- **Assigned task**
Word for word, restate the records that follow.

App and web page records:
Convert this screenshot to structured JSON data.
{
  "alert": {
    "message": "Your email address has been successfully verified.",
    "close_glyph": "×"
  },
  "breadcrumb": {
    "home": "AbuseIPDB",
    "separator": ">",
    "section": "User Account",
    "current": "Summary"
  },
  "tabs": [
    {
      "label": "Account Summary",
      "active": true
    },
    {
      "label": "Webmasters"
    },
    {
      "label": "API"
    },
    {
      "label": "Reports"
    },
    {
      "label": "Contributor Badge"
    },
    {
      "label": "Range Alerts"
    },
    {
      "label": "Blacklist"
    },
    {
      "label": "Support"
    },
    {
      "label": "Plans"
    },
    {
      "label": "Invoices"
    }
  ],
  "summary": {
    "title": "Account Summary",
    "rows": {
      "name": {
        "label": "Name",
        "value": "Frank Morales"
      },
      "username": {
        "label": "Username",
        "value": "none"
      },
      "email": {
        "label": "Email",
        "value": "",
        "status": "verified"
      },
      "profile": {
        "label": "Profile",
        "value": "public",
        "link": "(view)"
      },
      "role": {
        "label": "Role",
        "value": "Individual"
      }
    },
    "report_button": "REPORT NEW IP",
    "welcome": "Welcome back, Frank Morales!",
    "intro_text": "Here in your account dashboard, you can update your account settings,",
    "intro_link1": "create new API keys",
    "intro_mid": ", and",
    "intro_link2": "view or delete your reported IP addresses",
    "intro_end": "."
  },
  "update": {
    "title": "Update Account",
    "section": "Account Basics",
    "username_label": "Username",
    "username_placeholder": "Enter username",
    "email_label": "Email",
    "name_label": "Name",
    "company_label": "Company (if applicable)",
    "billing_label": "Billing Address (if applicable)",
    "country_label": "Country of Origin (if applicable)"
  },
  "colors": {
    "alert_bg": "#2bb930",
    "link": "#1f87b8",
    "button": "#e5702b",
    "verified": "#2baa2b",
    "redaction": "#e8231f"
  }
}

- **Task answer**
Convert this screenshot to structured JSON data.
{
  "alert": {
    "message": "Your email address has been successfully verified.",
    "close_glyph": "×"
  },
  "breadcrumb": {
    "home": "AbuseIPDB",
    "separator": ">",
    "section": "User Account",
    "current": "Summary"
  },
  "tabs": [
    {
      "label": "Account Summary",
      "active": true
    },
    {
      "label": "Webmasters"
    },
    {
      "label": "API"
    },
    {
      "label": "Reports"
    },
    {
      "label": "Contributor Badge"
    },
    {
      "label": "Range Alerts"
    },
    {
      "label": "Blacklist"
    },
    {
      "label": "Support"
    },
    {
      "label": "Plans"
    },
    {
      "label": "Invoices"
    }
  ],
  "summary": {
    "title": "Account Summary",
    "rows": {
      "name": {
        "label": "Name",
        "value": "Frank Morales"
      },
      "username": {
        "label": "Username",
        "value": "none"
      },
      "email": {
        "label": "Email",
        "value": "",
        "status": "verified"
      },
      "profile": {
        "label": "Profile",
        "value": "public",
        "link": "(view)"
      },
      "role": {
        "label": "Role",
        "value": "Individual"
      }
    },
    "report_button": "REPORT NEW IP",
    "welcome": "Welcome back, Frank Morales!",
    "intro_text": "Here in your account dashboard, you can update your account settings,",
    "intro_link1": "create new API keys",
    "intro_mid": ", and",
    "intro_link2": "view or delete your reported IP addresses",
    "intro_end": "."
  },
  "update": {
    "title": "Update Account",
    "section": "Account Basics",
    "username_label": "Username",
    "username_placeholder": "Enter username",
    "email_label": "Email",
    "name_label": "Name",
    "company_label": "Company (if applicable)",
    "billing_label": "Billing Address (if applicable)",
    "country_label": "Country of Origin (if applicable)"
  },
  "colors": {
    "alert_bg": "#2bb930",
    "link": "#1f87b8",
    "button": "#e5702b",
    "verified": "#2baa2b",
    "redaction": "#e8231f"
  }
}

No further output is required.